League Express editor Martyn Sadler responds to criticism by some Widnes supporters following a comment he made on Twitter last night.
Last night I tweeted a comment when I was watching Widnes and Wigan to the effect that I wished that both teams would play in their traditional colours of black and white and cherry and white respectively.
It was partly inspired by the fact that the match could have been a game between Melbourne Storm and Canberra Raiders rather than between the Vikings and the Warriors.
What I didn’t anticipate was that my tweet would be interpreted by some Widnes supporters as an attack on the strip that had been designed for the club for this match by Charlie Rimmer, an eleven-year-old girl who is suffering from DIPG, a rare brain condition that severely limits her life expectancy.
Charlie came out with the Widnes team last night looking quite beautiful and rightly proud of her strip, which was based on her favourite colour purple and which demonstrated great design skills.
The kit was smart, striking and stylish, and anyone would be proud to wear it.
My comment was a general comment prompted by my memories of some great and wonderful matches between Widnes and Wigan in years gone by, when the famous white shirts and black shorts of Widnes, and the cherry and white hoops of Wigan gave us so many thrilling matches between two teams that were then instantly recognisable and at the top of their game.
Nowadays some of our clubs, with their traditional colours so often ignored, have trouble establishing such a clear identity as they were able to do all those years ago, when playing strips were generally simpler and relatively constant.
Earlier this year the Vikings had adopted Charlie as the club’s lifelong mascot, which they announced on Easter Monday, after originally being approached by Charlie’s aunt, Carmel, who asked the club for a signed shirt to help raise funds for a Just Giving Campaign aimed at raising money to fund some great life experiences for Charlie and her family.
Far from just offering Charlie a signed shirt, the Vikings went well beyond that, helping to raise the profile of the appeal.
The Vikings launched an official charity logo to assist with the crowd funding initiative, with the team wearing it on the rear collar of their first-team shirts and club members and supporters having the opportunity to have the logo applied to their replica shirts by making a £5 donation to the ChaRLie appeal. The charity logo (or Chogo) was designed by Charlie herself.
They then went one step beyond and invited Charlie to design the strip the players wore last night.
The Vikings are possibly the most progressive club in Rugby League in pursuing projects for charitable causes, and their work with the ChaRLie initiative is just the latest example of this. It puts the club at the heart of its community.
The club has already raised more than £50,000 for the Sir Bobby Robson Foundation to help fund cancer research, for example.
In this regard the Vikings are a club to be proud of and I’m sure they will continue with more projects in future for many charitable causes.
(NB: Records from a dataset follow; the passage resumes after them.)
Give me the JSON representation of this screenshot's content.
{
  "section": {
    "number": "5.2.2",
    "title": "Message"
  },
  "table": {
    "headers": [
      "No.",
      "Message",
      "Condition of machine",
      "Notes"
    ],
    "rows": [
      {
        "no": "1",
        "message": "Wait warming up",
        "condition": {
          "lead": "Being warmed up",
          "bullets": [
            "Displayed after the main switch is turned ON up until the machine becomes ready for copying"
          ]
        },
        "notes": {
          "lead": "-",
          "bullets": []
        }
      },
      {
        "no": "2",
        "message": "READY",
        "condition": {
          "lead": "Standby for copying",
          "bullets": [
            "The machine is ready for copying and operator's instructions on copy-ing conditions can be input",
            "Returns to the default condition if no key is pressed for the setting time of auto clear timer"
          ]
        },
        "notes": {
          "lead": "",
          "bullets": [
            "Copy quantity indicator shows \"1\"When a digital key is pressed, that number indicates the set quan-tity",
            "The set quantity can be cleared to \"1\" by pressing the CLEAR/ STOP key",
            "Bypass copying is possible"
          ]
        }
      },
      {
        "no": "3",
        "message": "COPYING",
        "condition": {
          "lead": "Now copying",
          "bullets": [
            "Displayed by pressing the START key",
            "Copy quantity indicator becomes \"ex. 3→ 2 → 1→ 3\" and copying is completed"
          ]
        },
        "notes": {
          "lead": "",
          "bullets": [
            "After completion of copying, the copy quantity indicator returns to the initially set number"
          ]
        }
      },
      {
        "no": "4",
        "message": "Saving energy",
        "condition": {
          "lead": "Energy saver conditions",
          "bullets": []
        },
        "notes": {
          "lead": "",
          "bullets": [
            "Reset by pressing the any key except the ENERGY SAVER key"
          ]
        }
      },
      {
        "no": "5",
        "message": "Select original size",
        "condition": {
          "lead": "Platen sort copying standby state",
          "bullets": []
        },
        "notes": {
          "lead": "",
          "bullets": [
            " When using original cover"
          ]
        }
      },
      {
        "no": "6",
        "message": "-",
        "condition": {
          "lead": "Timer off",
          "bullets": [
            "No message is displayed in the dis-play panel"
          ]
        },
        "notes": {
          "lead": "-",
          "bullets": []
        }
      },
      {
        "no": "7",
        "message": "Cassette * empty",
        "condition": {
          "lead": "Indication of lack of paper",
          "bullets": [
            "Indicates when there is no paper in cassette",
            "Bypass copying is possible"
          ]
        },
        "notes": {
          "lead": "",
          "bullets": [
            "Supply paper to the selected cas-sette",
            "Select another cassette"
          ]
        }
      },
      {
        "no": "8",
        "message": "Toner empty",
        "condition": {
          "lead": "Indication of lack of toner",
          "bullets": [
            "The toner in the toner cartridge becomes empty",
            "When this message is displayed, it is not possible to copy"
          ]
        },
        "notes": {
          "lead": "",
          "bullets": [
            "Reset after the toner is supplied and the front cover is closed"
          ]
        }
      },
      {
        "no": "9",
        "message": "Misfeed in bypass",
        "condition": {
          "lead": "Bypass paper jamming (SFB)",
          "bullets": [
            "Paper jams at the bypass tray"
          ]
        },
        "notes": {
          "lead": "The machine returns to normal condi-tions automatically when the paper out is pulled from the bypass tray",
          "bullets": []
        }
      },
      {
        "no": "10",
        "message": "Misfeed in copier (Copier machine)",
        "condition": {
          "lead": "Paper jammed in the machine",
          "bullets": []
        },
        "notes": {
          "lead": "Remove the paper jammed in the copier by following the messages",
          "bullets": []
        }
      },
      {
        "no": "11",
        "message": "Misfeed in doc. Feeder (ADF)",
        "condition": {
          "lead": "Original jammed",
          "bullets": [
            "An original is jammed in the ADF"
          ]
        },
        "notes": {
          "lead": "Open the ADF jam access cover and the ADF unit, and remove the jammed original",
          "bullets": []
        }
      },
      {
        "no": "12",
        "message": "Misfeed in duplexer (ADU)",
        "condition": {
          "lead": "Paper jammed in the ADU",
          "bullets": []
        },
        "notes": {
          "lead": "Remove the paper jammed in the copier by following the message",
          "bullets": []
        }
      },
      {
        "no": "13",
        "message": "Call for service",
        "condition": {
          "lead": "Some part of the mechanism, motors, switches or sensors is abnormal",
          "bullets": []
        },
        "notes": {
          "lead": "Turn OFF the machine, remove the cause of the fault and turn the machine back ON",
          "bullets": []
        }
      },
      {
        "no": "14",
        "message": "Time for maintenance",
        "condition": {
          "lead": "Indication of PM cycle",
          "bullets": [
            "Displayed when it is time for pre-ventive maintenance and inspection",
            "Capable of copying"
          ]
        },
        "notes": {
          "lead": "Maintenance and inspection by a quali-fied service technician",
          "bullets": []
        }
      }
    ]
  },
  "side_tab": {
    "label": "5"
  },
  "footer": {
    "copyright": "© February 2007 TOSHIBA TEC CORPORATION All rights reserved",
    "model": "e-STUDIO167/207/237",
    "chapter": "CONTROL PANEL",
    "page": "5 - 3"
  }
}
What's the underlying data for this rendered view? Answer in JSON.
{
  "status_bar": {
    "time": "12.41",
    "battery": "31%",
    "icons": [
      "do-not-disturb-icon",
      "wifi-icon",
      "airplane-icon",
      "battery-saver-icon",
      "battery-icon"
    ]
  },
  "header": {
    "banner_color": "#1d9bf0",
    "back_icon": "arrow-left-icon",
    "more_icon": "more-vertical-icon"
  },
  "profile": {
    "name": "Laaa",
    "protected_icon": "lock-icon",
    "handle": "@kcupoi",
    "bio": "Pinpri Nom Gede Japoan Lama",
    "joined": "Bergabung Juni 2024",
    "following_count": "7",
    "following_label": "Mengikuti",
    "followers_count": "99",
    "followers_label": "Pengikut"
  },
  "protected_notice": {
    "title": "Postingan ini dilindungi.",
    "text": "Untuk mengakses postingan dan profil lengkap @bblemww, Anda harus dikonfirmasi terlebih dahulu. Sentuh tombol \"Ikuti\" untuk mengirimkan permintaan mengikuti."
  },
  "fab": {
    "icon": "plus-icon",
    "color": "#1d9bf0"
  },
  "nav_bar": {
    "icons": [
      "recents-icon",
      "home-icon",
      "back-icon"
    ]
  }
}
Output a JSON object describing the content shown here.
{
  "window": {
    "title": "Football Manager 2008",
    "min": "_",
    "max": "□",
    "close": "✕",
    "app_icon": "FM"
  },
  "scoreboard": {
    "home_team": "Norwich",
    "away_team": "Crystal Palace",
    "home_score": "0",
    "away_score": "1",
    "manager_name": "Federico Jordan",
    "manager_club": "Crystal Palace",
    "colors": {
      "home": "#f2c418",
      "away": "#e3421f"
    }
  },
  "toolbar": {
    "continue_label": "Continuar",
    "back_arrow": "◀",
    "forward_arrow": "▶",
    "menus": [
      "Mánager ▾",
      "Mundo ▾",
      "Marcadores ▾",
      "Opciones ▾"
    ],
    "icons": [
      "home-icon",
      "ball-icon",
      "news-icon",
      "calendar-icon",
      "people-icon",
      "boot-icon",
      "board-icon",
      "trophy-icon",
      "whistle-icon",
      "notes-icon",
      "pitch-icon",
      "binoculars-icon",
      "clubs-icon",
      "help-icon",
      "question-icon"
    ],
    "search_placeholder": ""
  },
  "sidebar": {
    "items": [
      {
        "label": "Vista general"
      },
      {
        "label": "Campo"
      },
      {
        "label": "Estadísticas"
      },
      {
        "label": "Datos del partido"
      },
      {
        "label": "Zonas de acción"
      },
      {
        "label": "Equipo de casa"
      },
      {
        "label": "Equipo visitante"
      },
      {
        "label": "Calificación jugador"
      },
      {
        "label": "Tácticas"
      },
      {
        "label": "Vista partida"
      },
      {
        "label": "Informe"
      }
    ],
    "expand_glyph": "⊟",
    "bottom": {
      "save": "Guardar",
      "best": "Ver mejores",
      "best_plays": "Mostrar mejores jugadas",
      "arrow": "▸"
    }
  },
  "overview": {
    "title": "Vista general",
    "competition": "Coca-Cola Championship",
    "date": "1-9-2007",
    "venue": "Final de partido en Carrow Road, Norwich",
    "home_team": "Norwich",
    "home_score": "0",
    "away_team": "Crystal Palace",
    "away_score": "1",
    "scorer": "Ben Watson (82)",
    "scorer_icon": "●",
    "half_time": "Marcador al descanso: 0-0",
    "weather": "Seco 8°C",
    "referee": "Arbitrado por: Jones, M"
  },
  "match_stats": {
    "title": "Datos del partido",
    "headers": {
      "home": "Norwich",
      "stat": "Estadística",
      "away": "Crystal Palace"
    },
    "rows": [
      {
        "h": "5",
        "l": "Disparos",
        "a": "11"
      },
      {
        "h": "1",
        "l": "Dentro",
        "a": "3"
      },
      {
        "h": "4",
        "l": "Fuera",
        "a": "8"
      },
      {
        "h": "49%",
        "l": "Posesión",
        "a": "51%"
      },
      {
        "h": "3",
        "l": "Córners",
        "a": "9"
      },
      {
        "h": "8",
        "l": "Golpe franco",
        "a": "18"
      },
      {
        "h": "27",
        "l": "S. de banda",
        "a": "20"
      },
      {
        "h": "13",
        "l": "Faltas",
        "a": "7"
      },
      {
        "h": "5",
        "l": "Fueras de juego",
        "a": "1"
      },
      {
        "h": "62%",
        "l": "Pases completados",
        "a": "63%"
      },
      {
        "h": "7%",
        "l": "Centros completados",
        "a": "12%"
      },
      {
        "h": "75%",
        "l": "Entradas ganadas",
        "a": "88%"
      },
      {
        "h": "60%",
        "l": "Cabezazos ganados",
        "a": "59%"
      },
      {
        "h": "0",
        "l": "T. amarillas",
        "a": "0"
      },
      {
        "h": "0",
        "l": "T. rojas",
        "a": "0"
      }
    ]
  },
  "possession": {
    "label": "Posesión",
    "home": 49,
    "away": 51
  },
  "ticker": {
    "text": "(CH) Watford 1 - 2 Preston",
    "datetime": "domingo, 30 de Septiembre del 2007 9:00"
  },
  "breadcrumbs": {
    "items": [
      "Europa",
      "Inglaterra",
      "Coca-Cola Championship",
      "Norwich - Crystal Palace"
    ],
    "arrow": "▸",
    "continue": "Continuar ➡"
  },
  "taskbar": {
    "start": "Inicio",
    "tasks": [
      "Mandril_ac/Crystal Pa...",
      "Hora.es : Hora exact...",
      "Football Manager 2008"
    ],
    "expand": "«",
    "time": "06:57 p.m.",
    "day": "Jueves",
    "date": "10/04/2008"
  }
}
They illustrate how Rugby League clubs can make a positive difference to many people’s lives.
Finally, I would advise the NRL’s Melbourne Storm to get in touch with Charlie. She could do an absolutely terrific job for them.
To donate to the ChaRLie Fund go to crowdfunding.justgiving.com/WVChaRLie.
I hope you’ll give generously to a wonderful and very talented young lady.